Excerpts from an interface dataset
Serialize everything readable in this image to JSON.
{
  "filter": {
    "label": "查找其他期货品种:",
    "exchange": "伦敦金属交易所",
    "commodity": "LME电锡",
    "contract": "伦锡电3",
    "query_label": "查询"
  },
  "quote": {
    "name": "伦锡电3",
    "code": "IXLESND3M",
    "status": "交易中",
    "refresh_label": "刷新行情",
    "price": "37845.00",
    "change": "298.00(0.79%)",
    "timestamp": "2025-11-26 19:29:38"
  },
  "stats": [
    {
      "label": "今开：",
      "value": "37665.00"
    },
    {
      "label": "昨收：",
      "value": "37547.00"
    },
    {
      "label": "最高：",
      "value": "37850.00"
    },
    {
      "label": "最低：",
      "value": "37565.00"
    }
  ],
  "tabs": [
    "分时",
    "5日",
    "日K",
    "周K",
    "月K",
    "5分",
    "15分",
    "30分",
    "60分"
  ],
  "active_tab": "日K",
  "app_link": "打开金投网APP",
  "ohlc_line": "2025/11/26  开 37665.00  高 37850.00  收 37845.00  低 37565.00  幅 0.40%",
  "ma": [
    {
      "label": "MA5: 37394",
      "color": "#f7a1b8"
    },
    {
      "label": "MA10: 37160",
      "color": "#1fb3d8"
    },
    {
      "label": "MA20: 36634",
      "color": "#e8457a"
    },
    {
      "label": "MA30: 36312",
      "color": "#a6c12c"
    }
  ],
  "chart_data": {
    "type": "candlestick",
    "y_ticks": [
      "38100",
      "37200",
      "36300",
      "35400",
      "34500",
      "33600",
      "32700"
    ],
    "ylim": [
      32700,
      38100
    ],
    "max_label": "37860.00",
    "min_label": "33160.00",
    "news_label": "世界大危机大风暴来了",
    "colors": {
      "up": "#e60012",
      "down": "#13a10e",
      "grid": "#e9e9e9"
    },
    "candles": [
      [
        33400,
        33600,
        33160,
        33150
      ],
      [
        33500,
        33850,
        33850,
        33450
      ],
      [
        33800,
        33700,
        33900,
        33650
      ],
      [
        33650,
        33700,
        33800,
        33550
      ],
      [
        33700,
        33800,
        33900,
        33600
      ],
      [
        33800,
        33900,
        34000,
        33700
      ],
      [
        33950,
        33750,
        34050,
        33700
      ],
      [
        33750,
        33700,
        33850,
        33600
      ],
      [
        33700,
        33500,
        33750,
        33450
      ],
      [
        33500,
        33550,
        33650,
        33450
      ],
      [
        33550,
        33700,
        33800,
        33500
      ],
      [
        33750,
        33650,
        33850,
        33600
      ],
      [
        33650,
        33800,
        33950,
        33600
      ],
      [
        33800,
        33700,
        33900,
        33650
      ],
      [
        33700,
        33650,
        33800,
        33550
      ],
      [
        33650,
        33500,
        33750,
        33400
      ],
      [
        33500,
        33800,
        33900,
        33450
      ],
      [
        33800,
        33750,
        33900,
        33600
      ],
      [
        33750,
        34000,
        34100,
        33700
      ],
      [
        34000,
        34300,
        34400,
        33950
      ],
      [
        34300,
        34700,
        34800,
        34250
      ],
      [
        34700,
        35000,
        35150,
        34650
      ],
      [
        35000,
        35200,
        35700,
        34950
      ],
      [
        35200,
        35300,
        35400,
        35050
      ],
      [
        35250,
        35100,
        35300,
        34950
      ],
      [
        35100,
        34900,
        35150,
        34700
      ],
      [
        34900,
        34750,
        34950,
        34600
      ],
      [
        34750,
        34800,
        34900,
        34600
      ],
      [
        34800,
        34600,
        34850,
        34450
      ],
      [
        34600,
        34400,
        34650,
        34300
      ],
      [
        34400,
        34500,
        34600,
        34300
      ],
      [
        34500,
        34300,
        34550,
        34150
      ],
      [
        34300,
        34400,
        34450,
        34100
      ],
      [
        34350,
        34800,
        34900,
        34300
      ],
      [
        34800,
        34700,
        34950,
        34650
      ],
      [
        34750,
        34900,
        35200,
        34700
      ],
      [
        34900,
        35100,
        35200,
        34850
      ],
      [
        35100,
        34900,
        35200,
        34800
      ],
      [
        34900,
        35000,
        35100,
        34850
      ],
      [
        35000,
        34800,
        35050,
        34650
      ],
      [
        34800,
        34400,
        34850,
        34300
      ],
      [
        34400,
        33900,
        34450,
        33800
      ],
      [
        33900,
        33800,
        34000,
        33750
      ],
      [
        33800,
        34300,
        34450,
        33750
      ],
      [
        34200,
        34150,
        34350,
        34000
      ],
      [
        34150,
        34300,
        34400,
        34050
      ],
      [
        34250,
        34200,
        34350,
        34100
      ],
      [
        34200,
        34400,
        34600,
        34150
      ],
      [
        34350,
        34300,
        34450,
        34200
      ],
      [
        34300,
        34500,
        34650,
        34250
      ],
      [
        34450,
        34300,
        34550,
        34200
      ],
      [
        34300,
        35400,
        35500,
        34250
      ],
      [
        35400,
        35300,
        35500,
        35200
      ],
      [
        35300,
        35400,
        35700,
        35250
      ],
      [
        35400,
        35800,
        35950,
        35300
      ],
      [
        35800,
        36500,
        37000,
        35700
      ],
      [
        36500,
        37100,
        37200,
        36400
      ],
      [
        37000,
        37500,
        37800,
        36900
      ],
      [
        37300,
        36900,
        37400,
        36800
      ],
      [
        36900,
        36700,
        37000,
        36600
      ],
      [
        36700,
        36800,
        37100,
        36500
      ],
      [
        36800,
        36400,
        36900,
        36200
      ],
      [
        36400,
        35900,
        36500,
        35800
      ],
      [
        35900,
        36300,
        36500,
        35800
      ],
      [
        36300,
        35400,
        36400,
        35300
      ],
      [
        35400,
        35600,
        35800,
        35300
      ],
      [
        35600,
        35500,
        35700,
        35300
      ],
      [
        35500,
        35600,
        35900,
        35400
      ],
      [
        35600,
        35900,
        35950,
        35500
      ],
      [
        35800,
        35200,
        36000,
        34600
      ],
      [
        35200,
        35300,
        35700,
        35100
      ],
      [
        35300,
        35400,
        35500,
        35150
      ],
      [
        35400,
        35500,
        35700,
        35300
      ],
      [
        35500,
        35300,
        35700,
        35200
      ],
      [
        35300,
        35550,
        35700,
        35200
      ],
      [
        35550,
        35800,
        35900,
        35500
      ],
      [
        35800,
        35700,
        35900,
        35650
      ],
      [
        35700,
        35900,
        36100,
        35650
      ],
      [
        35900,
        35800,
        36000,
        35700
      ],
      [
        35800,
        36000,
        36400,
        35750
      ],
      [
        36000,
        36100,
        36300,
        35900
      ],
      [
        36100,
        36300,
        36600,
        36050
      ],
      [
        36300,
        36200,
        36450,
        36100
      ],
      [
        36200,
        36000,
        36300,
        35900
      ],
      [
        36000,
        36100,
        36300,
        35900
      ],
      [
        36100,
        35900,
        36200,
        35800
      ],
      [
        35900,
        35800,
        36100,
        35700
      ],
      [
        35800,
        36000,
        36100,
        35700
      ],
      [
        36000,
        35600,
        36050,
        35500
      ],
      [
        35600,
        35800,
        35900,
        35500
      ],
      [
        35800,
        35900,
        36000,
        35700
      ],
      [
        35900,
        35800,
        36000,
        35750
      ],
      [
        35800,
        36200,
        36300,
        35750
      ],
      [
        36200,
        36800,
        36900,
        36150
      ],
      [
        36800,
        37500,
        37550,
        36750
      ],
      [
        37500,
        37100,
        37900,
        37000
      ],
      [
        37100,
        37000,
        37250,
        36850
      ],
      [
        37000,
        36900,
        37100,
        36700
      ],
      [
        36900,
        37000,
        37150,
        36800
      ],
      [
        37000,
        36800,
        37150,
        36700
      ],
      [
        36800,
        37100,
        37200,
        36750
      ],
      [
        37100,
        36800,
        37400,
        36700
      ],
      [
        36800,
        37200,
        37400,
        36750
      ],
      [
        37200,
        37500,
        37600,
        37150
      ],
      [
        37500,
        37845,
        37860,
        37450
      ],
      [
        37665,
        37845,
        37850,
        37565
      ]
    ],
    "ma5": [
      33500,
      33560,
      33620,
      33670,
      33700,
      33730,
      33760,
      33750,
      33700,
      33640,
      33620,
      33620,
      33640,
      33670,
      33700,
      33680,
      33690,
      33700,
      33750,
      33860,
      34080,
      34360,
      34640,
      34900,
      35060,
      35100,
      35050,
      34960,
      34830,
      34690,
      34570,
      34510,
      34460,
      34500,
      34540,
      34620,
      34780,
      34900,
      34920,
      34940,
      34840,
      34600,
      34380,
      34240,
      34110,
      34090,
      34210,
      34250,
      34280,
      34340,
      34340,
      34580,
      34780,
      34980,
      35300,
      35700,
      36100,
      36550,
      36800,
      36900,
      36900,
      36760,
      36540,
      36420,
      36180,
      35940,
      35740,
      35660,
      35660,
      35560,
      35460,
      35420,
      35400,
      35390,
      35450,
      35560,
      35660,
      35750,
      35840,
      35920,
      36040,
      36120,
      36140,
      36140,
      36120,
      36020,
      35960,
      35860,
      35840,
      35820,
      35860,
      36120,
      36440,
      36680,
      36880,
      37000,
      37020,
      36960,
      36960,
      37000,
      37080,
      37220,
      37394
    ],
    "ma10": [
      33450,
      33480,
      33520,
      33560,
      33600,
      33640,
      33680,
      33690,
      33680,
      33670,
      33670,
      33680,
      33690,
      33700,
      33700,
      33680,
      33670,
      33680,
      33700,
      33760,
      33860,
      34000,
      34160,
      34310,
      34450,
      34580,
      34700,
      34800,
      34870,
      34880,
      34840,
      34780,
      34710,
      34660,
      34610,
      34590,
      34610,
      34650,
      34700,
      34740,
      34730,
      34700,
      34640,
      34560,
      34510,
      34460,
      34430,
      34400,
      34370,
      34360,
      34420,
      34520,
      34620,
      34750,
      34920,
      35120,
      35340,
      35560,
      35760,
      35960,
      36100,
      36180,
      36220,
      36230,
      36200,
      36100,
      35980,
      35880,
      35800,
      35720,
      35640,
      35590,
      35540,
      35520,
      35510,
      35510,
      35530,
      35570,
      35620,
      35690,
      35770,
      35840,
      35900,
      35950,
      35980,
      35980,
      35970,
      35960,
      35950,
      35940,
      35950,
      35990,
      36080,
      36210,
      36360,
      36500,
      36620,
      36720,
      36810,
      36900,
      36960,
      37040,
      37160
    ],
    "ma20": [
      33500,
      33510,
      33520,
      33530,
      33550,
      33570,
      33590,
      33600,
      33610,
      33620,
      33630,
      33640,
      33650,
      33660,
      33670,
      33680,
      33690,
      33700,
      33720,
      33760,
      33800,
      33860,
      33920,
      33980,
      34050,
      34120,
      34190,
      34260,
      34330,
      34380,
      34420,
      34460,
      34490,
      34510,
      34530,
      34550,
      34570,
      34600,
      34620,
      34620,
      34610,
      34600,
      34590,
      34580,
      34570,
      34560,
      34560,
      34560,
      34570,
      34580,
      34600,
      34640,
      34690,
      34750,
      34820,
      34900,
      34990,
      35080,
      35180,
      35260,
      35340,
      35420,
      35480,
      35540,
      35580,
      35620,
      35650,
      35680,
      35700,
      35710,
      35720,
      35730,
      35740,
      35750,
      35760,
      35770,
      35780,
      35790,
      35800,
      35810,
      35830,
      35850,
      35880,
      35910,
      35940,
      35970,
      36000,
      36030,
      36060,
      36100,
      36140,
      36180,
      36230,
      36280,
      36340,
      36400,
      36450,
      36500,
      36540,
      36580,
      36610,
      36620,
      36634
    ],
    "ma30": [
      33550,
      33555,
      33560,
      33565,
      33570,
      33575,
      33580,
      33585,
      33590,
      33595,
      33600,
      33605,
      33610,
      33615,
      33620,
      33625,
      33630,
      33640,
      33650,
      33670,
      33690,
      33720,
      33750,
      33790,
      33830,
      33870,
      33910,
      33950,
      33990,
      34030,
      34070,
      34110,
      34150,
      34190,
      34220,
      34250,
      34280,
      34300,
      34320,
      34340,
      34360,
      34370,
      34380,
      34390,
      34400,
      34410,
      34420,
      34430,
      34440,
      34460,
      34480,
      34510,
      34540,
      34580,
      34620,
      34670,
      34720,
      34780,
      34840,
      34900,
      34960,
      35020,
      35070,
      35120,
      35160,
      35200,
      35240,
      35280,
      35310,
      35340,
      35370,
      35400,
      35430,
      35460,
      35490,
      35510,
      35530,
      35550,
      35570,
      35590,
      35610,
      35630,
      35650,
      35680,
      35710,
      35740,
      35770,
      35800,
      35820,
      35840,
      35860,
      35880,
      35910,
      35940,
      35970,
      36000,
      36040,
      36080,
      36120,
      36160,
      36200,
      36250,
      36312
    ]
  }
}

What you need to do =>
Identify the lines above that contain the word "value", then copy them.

Result of this task =>
      "value": "37665.00"
      "value": "37547.00"
      "value": "37850.00"
      "value": "37565.00"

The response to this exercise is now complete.